Talent buyer Nancy Arteaga says Lim often plays matchmaker on the dancefloor, leading a girl by the wrist to an unassuming guy head-bobbing with his friends nearby. “She’ll hook you up,” Arteaga says.
The doggedly persistent Lim can even get the most lead-footed person to bust a move or two, whether it’s at the Echo or her other frequent haunt — The Short Stop in Echo Park on Sunday and Monday nights, when the DJs play old school hits all night long.
During the day, Lim works at an Encino nail salon seven days a week, giving mani-pedis to Valley dwellers. No matter how grueling her day may have been, Lim manages to find the energy to head out to Echo Park directly after work.
“Tired? I never tired,” Lim says, “I work hard, no think about that. Never ever think about that! When you stay home and sleep, no good for you. After work, I come dancing. I come do something good for you, like exercise!”
At the end of the night, she returns home to Chinatown, where she’s been a resident for over 30 years. Lim lives alone in an apartment she once shared with her late husband, who passed away in 2000. Her only son, now married with two children, lives in the San Gabriel Valley where he is a manager at a Costco. Lim says he’s unaware of her nighttime activities.
According to Lim, she was the unwanted second daughter born to an ethnic Chinese family in Laos. Lim was primarily raised by her grandmother after her father tried to give her up for adoption. Lim’s grandmother kept a firm grip on her granddaughter from the start, strictly enforcing a curfew and encouraging her to pursue higher education in Chinese. Early in Lim’s life, the family moved to neighboring Cambodia so Lim and her siblings could study in Chinese schools.

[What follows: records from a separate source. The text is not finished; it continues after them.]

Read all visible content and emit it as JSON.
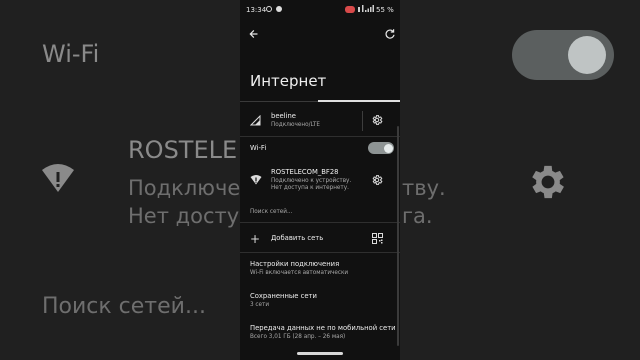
{
  "background": {
    "wifi_title": "Wi-Fi",
    "ssid": "ROSTELE",
    "line1": "Подключе",
    "line1_tail": "тву.",
    "line2": "Нет досту",
    "line2_tail": "га.",
    "search": "Поиск сетей..."
  },
  "status_bar": {
    "time": "13:34",
    "battery": "55 %"
  },
  "title": "Интернет",
  "mobile": {
    "name": "beeline",
    "status": "Подключено/LTE"
  },
  "wifi": {
    "label": "Wi-Fi",
    "enabled": true,
    "network": {
      "ssid": "ROSTELECOM_BF28",
      "status_line1": "Подключено к устройству.",
      "status_line2": "Нет доступа к интернету."
    },
    "searching": "Поиск сетей..."
  },
  "add_network": "Добавить сеть",
  "settings": [
    {
      "title": "Настройки подключения",
      "subtitle": "Wi-Fi включается автоматически"
    },
    {
      "title": "Сохраненные сети",
      "subtitle": "3 сети"
    },
    {
      "title": "Передача данных не по мобильной сети",
      "subtitle": "Всего 3,01 ГБ (28 апр. – 26 мая)"
    }
  ],
  "colors": {
    "accent_toggle": "#8e9494",
    "recording": "#d84a4a"
  },
  "icons": [
    "back-arrow-icon",
    "refresh-icon",
    "signal-icon",
    "gear-icon",
    "wifi-warning-icon",
    "plus-icon",
    "qr-code-icon"
  ]
}
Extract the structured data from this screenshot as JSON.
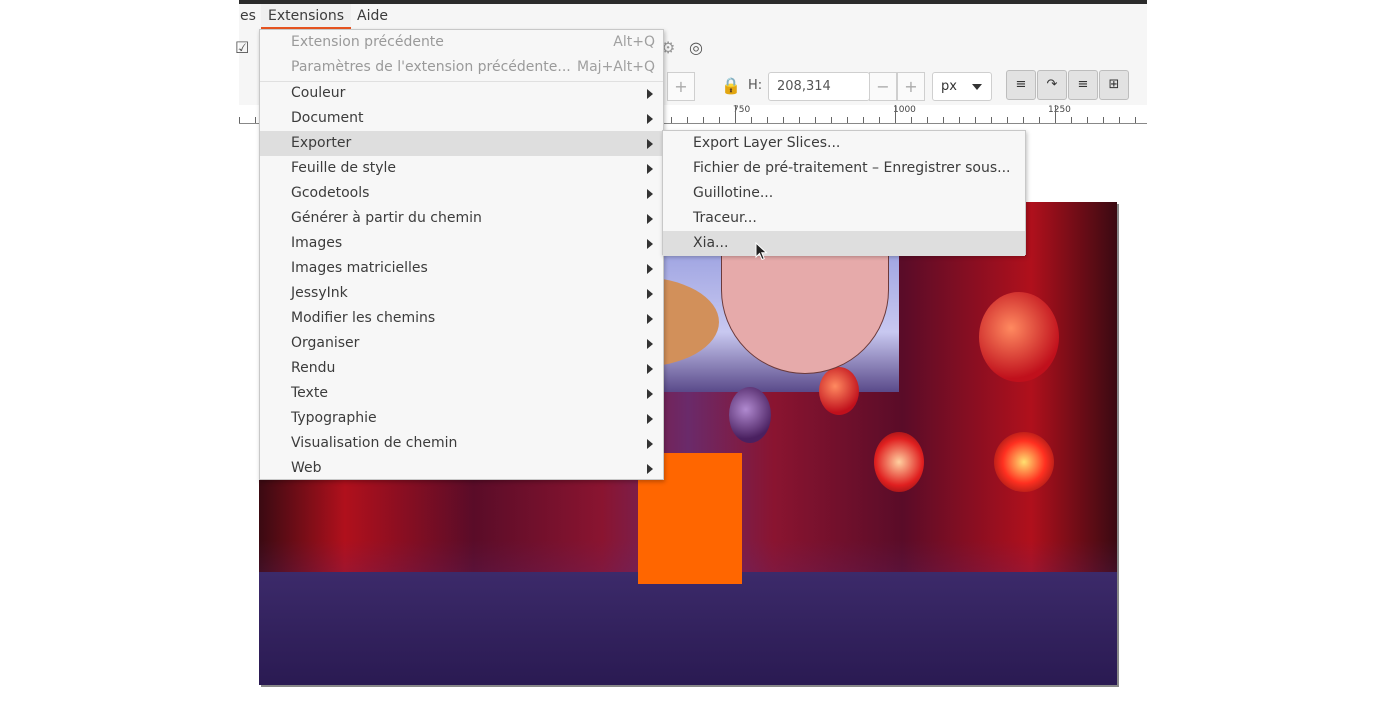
{
  "menubar": {
    "items": [
      {
        "label": "es"
      },
      {
        "label": "Extensions"
      },
      {
        "label": "Aide"
      }
    ]
  },
  "toolbar": {
    "h_label": "H:",
    "h_value": "208,314",
    "minus": "−",
    "plus": "+",
    "unit": "px",
    "lock_icon": "lock-icon"
  },
  "ruler": {
    "labels": [
      "750",
      "1000",
      "1250"
    ]
  },
  "extensions_menu": {
    "items": [
      {
        "label": "Extension précédente",
        "shortcut": "Alt+Q",
        "disabled": true,
        "submenu": false
      },
      {
        "label": "Paramètres de l'extension précédente...",
        "shortcut": "Maj+Alt+Q",
        "disabled": true,
        "submenu": false
      },
      {
        "label": "Couleur",
        "submenu": true
      },
      {
        "label": "Document",
        "submenu": true
      },
      {
        "label": "Exporter",
        "submenu": true,
        "highlighted": true
      },
      {
        "label": "Feuille de style",
        "submenu": true
      },
      {
        "label": "Gcodetools",
        "submenu": true
      },
      {
        "label": "Générer à partir du chemin",
        "submenu": true
      },
      {
        "label": "Images",
        "submenu": true
      },
      {
        "label": "Images matricielles",
        "submenu": true
      },
      {
        "label": "JessyInk",
        "submenu": true
      },
      {
        "label": "Modifier les chemins",
        "submenu": true
      },
      {
        "label": "Organiser",
        "submenu": true
      },
      {
        "label": "Rendu",
        "submenu": true
      },
      {
        "label": "Texte",
        "submenu": true
      },
      {
        "label": "Typographie",
        "submenu": true
      },
      {
        "label": "Visualisation de chemin",
        "submenu": true
      },
      {
        "label": "Web",
        "submenu": true
      }
    ]
  },
  "export_submenu": {
    "items": [
      {
        "label": "Export Layer Slices..."
      },
      {
        "label": "Fichier de pré-traitement – Enregistrer sous..."
      },
      {
        "label": "Guillotine..."
      },
      {
        "label": "Traceur..."
      },
      {
        "label": "Xia...",
        "highlighted": true
      }
    ]
  },
  "colors": {
    "accent": "#e95420",
    "menu_bg": "#f7f7f7",
    "highlight": "#dedede",
    "orange_rect": "#ff6600",
    "tan_ellipse": "#d2905a",
    "pink_shape": "#e6aaaa"
  }
}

Although her grandmother wanted Lim to go to college in Hong Kong, a family financial crisis forced her to cut her education short and become a Mandarin teacher and tutor at the age of 18. Her young adulthood in Phnom Penh, Cambodia’s capital and its largest city, consisted mostly of back-to-back tutoring sessions for rich families and teaching at a foreign language school. At 22, she married her husband, a fellow language teacher. Her early twenties were a blur of family, work and marriage obligations, leaving her with little leisure time or the ability to experience anything remotely close to the freedom 20-somethings have today.
“Tired? I never tired. I work hard, no think about that. Never ever think about that! When you stay home and sleep, no good for you. After work, I come dancing. I come do something good for you, like exercise!”
Jessica Lim, Funky Sole’s “Rave Grandma”
Sometime between 1977 and 1978, Lim and her husband left Cambodia, joining the wave of refugees fleeing the dictator Pol Pot’s brutal authoritarian regime. For over two years, she lived in the Philippines and Thailand, her asylum status uncertain, before moving to the United States in 1980.
Once in America, the couple struggled to make ends meet, running a small garment business in Chinatown to support themselves and their son. She later picked up salon work when the couple needed to pay off a significant debt. According to Lim, they were scammed out of more than $200,000 through an investment in a Chinatown furniture store by a former friend and member of her Buddhist temple.
“I take care of myself, I no give people money anymore,” she says, smoothly glossing over the years she worked every day to pay off the debt in the late ‘90s. After her husband passed away, she’s worked every day to maintain her self-sufficiency over the protests of her son, who wishes she wouldn’t work so hard.
But not all her days are dedicated to work.
Having been a part of Echo Park nightlife for just over a year, Lim sees no signs of stopping her weekly routine. It’s a good excuse to show off the elaborate outfits she crafts with buys from the 99 Cents Only Store and other smaller shops in Chinatown that sell knick-knacks and accessories like light-up headbands with Hello Kitty ears.
Why does she return to the Echo every weekend? “Because I like this party,” Lim says. “The music is very good music and the people – they love me, really love me. When I dancing, the people very happy. I come here, I make lots of people happy too. Time so short. Be happy!”